Located north of the city of San Fernando, the Brian Lara Cricket Academy is the first state-of-the-art cricket training facility to be constructed by the government of Trinidad and Tobago. The Academy includes a 15,000-seat stadium, club seating, lounges and executive boxes as well as exhibition space.
The tender for the venue’s audio systems was released in May 2016 and the directors of Streamline Systems, which had worked on four other stadia in the Caribbean, were quick to respond. With a window of just one month to audit the stadium and design a modern system to meet the Academy’s needs, the team went straight to work.
Streamline Systems’ directors Michael Pereira and Clifford Beckles met with the client to ascertain the requirements and to make their own recommendations based on their industry experience. Streamline Systems was assisted by Community’s Technical Applications Group (TAG), which supported the short timescale by reviewing EASE plots, direct sound pressure level mappings and auralization files as needed.
After several meetings and presentations with the client, Streamline was awarded the contract with a strict deadline of 110 days for completion and commissioning of the system. Considering the manufacture of all components, shipping, customs clearance, installation, testing and commissioning of the system, this would have been a tight deadline but, to make matters worse, the original system then had to be completely redesigned. The original proposal was for a distributed system, using the leading edge of the canopy trussing to fire back to the seating areas, but this was deemed a problem due to lack of catwalk access.
Streamline Systems, again supported by Community’s TAG team, worked fast to design a new system that would meet both the original requirements and the 110-day deadline. Still following a distributed configuration, the loudspeaker locations were all moved to positions behind the listeners where access was more practical for installation and maintenance. Care was taken to ensure that coverage was optimized for the new locations and that audio projecting across the playing field was kept within acceptable levels.
This solution required more, but smaller, cabinets than the original design and the team selected Community’s R.5 and R.35 loudspeakers for the mainstay of the system. A total of 120 R Series loudspeakers were used for the spectator and playing areas of the project, with a further 52 C Series ceiling loudspeakers for the indoor areas.
Community R6-51MAX loudspeakers were chosen for the long throw from the main stands over to the grass areas, which also required coverage. “The R6 packs 6 x 12in for LF, 6 x 2in for MF and 6 x 1in for HF, with a total power of 4,710W,” commented Michael Pereira. “That really gets the power across to the field with excellent pattern control to below 100Hz.” A total of 16 Community R2SUB subwoofers were used for low frequency reinforcement for the system.
Manufacture of the speakers was started immediately by Community while 45,000ft of cables was airfreighted to Trinidad so that work could begin on-site. Streamline turned to Electro-Voice for amplification and audio processing. With the stadium split into a North and South stand, two Electro-Voice NetMax N8000 units were linked for crystal-clear audio over the OMNEO/Dante network. Linking of the two units was done over fiber-optic cable and a Cisco-managed network.

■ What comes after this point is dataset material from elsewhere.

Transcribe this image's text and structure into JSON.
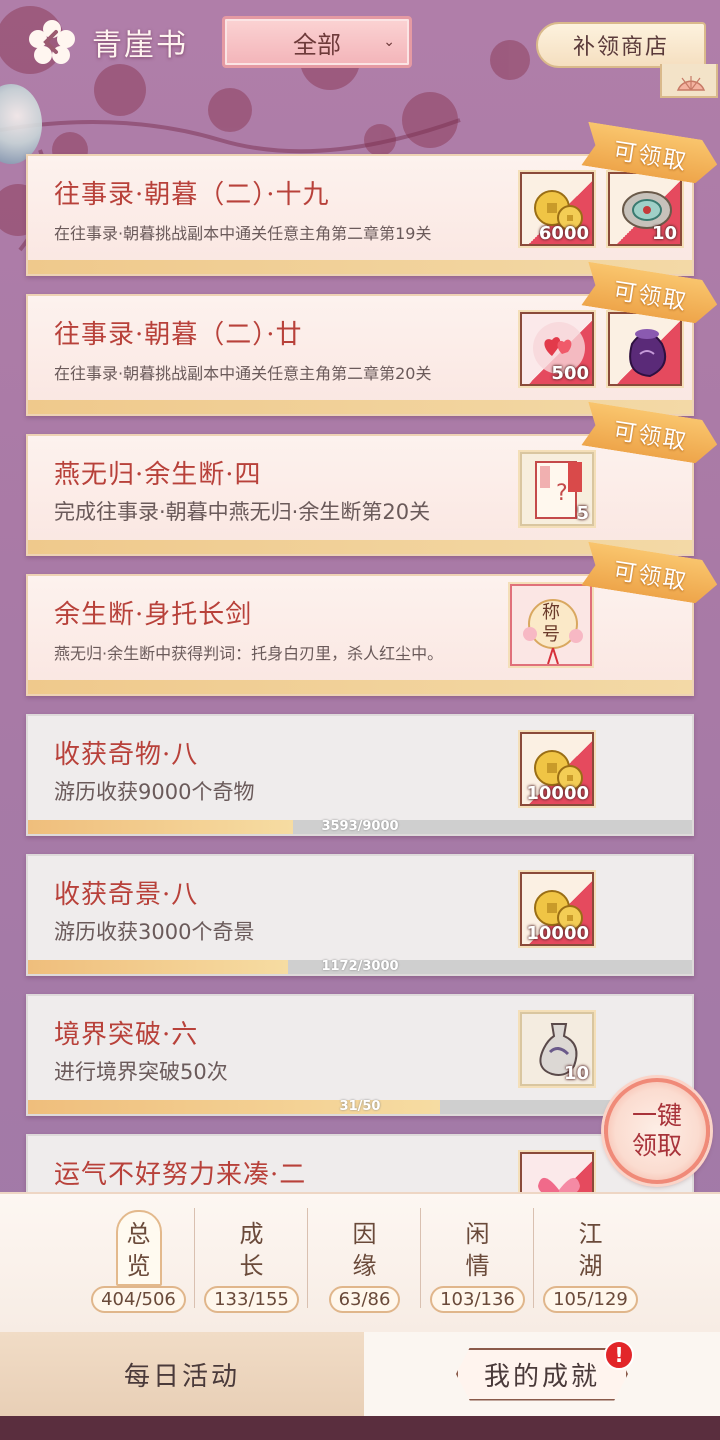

Basic system control uses Electro-Voice’s TPI-5 5.7in touchscreen controls which enable each stand to be turned on and off independently, with more advanced control via a full-sized touchscreen computer. This feature is facilitated by 10 Furman ASD120 sequential switchers with five per rack location, which means that each amplifier rack can be switched on via the touchscreen units without having to be on the other side of the facility. While the stadium was outfitted with a standard fire alarm system, Streamline took the audio system a step further with automated system override and voice evacuation.
The full-size touchscreen computer enables the system to be zoned so that the end user can turn on and off an area at will, depending on how each area is being used. Additionally, a few spare inputs and outputs are available allowing for further scalability of the system should the need arise. Three-phase voltage monitoring was included so that the user would be able to monitor system line voltages locally to further ensure longevity of the system.
A simple analog mixing unit was used on the front end of the system. “There was method to what some may construe as madness,” explained Pereira. “This was done so that basic operation of the system would be very simple for the end user or commentator as need be. A much larger and more robust feature set is available via the touchscreen computer but not all operators would need to utilize this set on a regular basis, as such a much simpler interface was provided for day-to-day use.” Professional-grade Shure wireless microphone systems were used to provide free use of the wireless microphones throughout the playing field.
“Every detail was put in place to ensure that a fully operational system was delivered to the client and this was fully achieved, while keeping 10% below the agreed contract sum and on time,” Pereira concluded. “The Community loudspeakers provide outstanding intelligibility and uniform coverage and the system combines excellent flexibility with ease of use.”
May 24, 2017